A Dozen Military Epigrams (1901)
"By the Editor"
Published in the United Service magazine, Vol. XXIII [New Series], April 1901 to September 1901, 1901 (Reprinted from the Army and nacy gazette of April 13th, 1901).
1. Strategy is the science of handling troops in the theatre of war so that they shall as often as possible be where the enemy least desires or expects them.
2. Tactics is the art of handling troops on the battlefield so that they shall incur the minimum loss compatible with inflicting the maximum upon their opponents.
3. Strategic mobility is the product of organization and endurance.
4. Tactical mobility is the product of "battle-drill" and personal courage. For its results it depends upon the general proficiency of units and the skill or instinct of individuals.
5. The Art of war is the application of common sense to the "use of ground;" upon the principle that ground enables us to conceal our weakness and to use our strength.
6. Fitness for command is displayed by those who having military brains of their own know also how to utilize those of others.
7. Councils of war are usually the offspring of incompetence and heralds of disaster.
8. A "Strong-man" is one whom anyone can convince but whom nobody can persuader. Councils of war may sometimes assist such men; but to the obstinate they are useless and to the weak dangerous.

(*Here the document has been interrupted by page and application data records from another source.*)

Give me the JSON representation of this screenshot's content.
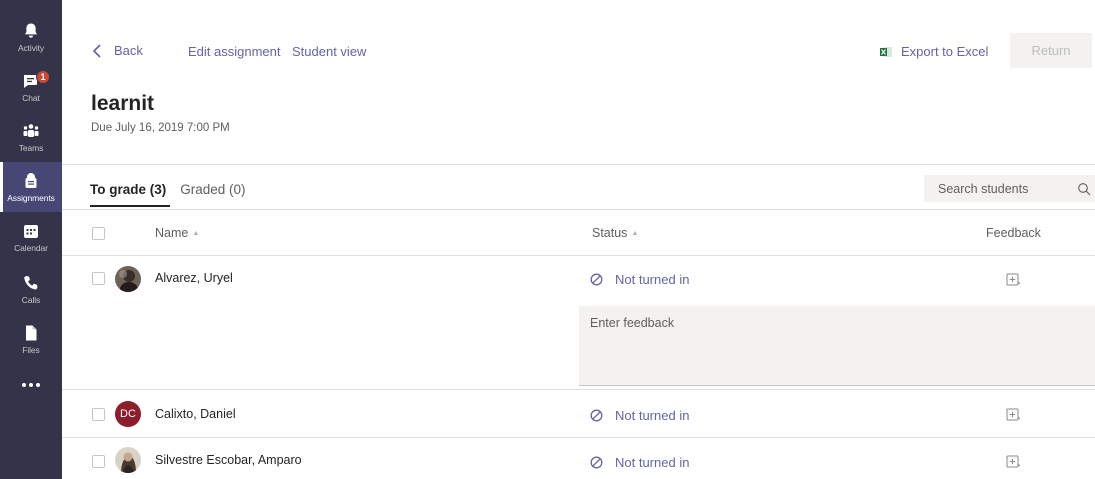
{
  "rail": {
    "items": [
      {
        "label": "Activity",
        "icon": "bell-icon"
      },
      {
        "label": "Chat",
        "icon": "chat-icon",
        "badge": "1"
      },
      {
        "label": "Teams",
        "icon": "teams-icon"
      },
      {
        "label": "Assignments",
        "icon": "assignments-icon",
        "active": true
      },
      {
        "label": "Calendar",
        "icon": "calendar-icon"
      },
      {
        "label": "Calls",
        "icon": "phone-icon"
      },
      {
        "label": "Files",
        "icon": "files-icon"
      }
    ]
  },
  "topbar": {
    "back_label": "Back",
    "edit_label": "Edit assignment",
    "student_view_label": "Student view",
    "export_label": "Export to Excel",
    "return_label": "Return"
  },
  "assignment": {
    "title": "learnit",
    "due": "Due July 16, 2019 7:00 PM"
  },
  "tabs": [
    {
      "label": "To grade (3)",
      "active": true
    },
    {
      "label": "Graded (0)",
      "active": false
    }
  ],
  "search": {
    "placeholder": "Search students"
  },
  "table": {
    "headers": {
      "name": "Name",
      "status": "Status",
      "feedback": "Feedback"
    },
    "rows": [
      {
        "name": "Alvarez, Uryel",
        "status": "Not turned in",
        "avatar": "photo"
      },
      {
        "name": "Calixto, Daniel",
        "status": "Not turned in",
        "avatar_initials": "DC"
      },
      {
        "name": "Silvestre Escobar, Amparo",
        "status": "Not turned in",
        "avatar": "photo"
      }
    ],
    "feedback_placeholder": "Enter feedback"
  },
  "colors": {
    "rail_bg": "#33344a",
    "accent": "#6264a7",
    "badge": "#cc4a31",
    "avatar_dc": "#8b1e2a"
  }
}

9. The Right thing to do is the most efficient compromise between the ideal and the practicable.
10. Consistency is better than brilliancy—an inferior plan well executed is preferable to a good one hindered by vacillation.
11. Good fortune is better than brains. The possession of both is rare, but where it is found the combination is invincible—while it lasts.
12. Greatness, in the eyes of contemporaries, is measured by success. Posterity sometimes pays due homage to merit.
Hannibal was ruined at Zama, Napoleon at Waterloo, yet posterity almost forgets the victors in its admiration for the greater careers of the vanquished. perhaps at the "Warrior's Club" in Elysium, Hannibal and Napoleon stand on the hearth-rug, whilst Scipio, Wellington and Blucher listen reverently to expositions on the art of war! So, also a number of our generals may some day sit at the feet of De Wet.